━━━━━ SOURCE MATERIAL ━━━━━

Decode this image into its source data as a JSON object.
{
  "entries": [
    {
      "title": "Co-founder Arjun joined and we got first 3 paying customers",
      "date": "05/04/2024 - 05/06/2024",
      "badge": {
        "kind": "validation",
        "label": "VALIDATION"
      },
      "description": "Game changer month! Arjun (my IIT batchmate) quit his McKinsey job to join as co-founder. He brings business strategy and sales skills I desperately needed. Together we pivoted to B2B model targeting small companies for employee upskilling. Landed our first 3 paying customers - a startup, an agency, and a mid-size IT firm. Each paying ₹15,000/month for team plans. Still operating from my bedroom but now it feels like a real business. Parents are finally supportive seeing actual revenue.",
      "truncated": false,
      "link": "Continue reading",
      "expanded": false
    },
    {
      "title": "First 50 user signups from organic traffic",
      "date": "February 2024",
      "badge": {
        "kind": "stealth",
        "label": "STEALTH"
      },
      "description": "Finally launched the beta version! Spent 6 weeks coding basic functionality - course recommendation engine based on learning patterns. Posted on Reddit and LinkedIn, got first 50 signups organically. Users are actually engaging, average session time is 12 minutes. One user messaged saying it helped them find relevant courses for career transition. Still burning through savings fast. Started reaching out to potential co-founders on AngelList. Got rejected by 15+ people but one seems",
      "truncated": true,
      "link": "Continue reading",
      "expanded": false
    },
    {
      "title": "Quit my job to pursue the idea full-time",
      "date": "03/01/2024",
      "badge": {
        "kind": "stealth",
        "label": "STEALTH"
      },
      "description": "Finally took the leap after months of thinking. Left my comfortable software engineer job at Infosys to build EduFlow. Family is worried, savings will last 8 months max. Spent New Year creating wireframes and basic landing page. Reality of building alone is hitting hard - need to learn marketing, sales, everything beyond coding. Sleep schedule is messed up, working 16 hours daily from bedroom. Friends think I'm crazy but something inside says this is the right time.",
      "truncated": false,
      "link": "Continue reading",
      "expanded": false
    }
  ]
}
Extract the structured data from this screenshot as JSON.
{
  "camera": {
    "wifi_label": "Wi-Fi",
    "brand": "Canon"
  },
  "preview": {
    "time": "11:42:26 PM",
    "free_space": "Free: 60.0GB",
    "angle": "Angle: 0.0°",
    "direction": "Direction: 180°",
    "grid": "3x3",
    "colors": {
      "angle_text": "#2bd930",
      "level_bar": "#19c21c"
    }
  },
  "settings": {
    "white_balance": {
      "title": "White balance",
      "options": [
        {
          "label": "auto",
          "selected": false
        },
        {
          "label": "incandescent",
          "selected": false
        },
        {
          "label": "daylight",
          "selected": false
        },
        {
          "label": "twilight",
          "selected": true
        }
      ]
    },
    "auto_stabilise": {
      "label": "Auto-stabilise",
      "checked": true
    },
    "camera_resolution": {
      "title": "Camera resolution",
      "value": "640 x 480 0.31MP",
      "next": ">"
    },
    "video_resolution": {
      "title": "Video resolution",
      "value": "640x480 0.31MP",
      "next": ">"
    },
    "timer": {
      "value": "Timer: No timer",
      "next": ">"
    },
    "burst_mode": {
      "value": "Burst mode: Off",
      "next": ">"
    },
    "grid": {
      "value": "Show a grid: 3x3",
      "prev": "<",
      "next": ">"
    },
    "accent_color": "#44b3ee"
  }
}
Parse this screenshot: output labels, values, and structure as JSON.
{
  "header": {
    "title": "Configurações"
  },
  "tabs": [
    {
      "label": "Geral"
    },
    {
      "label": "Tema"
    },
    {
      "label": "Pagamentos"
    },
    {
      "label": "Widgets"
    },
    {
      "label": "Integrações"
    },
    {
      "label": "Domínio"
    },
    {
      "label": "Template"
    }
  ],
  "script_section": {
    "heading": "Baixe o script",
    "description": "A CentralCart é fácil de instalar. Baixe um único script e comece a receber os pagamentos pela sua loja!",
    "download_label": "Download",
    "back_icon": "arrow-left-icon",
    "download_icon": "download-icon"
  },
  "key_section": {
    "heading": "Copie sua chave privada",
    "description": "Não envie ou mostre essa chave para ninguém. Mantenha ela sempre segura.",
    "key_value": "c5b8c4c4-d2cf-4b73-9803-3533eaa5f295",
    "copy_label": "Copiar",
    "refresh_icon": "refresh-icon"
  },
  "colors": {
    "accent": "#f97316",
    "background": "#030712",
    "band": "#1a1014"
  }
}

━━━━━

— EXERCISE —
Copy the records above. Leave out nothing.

— OUTPUT FOR THIS TASK —
Decode this image into its source data as a JSON object.
{
  "entries": [
    {
      "title": "Co-founder Arjun joined and we got first 3 paying customers",
      "date": "05/04/2024 - 05/06/2024",
      "badge": {
        "kind": "validation",
        "label": "VALIDATION"
      },
      "description": "Game changer month! Arjun (my IIT batchmate) quit his McKinsey job to join as co-founder. He brings business strategy and sales skills I desperately needed. Together we pivoted to B2B model targeting small companies for employee upskilling. Landed our first 3 paying customers - a startup, an agency, and a mid-size IT firm. Each paying ₹15,000/month for team plans. Still operating from my bedroom but now it feels like a real business. Parents are finally supportive seeing actual revenue.",
      "truncated": false,
      "link": "Continue reading",
      "expanded": false
    },
    {
      "title": "First 50 user signups from organic traffic",
      "date": "February 2024",
      "badge": {
        "kind": "stealth",
        "label": "STEALTH"
      },
      "description": "Finally launched the beta version! Spent 6 weeks coding basic functionality - course recommendation engine based on learning patterns. Posted on Reddit and LinkedIn, got first 50 signups organically. Users are actually engaging, average session time is 12 minutes. One user messaged saying it helped them find relevant courses for career transition. Still burning through savings fast. Started reaching out to potential co-founders on AngelList. Got rejected by 15+ people but one seems",
      "truncated": true,
      "link": "Continue reading",
      "expanded": false
    },
    {
      "title": "Quit my job to pursue the idea full-time",
      "date": "03/01/2024",
      "badge": {
        "kind": "stealth",
        "label": "STEALTH"
      },
      "description": "Finally took the leap after months of thinking. Left my comfortable software engineer job at Infosys to build EduFlow. Family is worried, savings will last 8 months max. Spent New Year creating wireframes and basic landing page. Reality of building alone is hitting hard - need to learn marketing, sales, everything beyond coding. Sleep schedule is messed up, working 16 hours daily from bedroom. Friends think I'm crazy but something inside says this is the right time.",
      "truncated": false,
      "link": "Continue reading",
      "expanded": false
    }
  ]
}
Extract the structured data from this screenshot as JSON.
{
  "camera": {
    "wifi_label": "Wi-Fi",
    "brand": "Canon"
  },
  "preview": {
    "time": "11:42:26 PM",
    "free_space": "Free: 60.0GB",
    "angle": "Angle: 0.0°",
    "direction": "Direction: 180°",
    "grid": "3x3",
    "colors": {
      "angle_text": "#2bd930",
      "level_bar": "#19c21c"
    }
  },
  "settings": {
    "white_balance": {
      "title": "White balance",
      "options": [
        {
          "label": "auto",
          "selected": false
        },
        {
          "label": "incandescent",
          "selected": false
        },
        {
          "label": "daylight",
          "selected": false
        },
        {
          "label": "twilight",
          "selected": true
        }
      ]
    },
    "auto_stabilise": {
      "label": "Auto-stabilise",
      "checked": true
    },
    "camera_resolution": {
      "title": "Camera resolution",
      "value": "640 x 480 0.31MP",
      "next": ">"
    },
    "video_resolution": {
      "title": "Video resolution",
      "value": "640x480 0.31MP",
      "next": ">"
    },
    "timer": {
      "value": "Timer: No timer",
      "next": ">"
    },
    "burst_mode": {
      "value": "Burst mode: Off",
      "next": ">"
    },
    "grid": {
      "value": "Show a grid: 3x3",
      "prev": "<",
      "next": ">"
    },
    "accent_color": "#44b3ee"
  }
}
Parse this screenshot: output labels, values, and structure as JSON.
{
  "header": {
    "title": "Configurações"
  },
  "tabs": [
    {
      "label": "Geral"
    },
    {
      "label": "Tema"
    },
    {
      "label": "Pagamentos"
    },
    {
      "label": "Widgets"
    },
    {
      "label": "Integrações"
    },
    {
      "label": "Domínio"
    },
    {
      "label": "Template"
    }
  ],
  "script_section": {
    "heading": "Baixe o script",
    "description": "A CentralCart é fácil de instalar. Baixe um único script e comece a receber os pagamentos pela sua loja!",
    "download_label": "Download",
    "back_icon": "arrow-left-icon",
    "download_icon": "download-icon"
  },
  "key_section": {
    "heading": "Copie sua chave privada",
    "description": "Não envie ou mostre essa chave para ninguém. Mantenha ela sempre segura.",
    "key_value": "c5b8c4c4-d2cf-4b73-9803-3533eaa5f295",
    "copy_label": "Copiar",
    "refresh_icon": "refresh-icon"
  },
  "colors": {
    "accent": "#f97316",
    "background": "#030712",
    "band": "#1a1014"
  }
}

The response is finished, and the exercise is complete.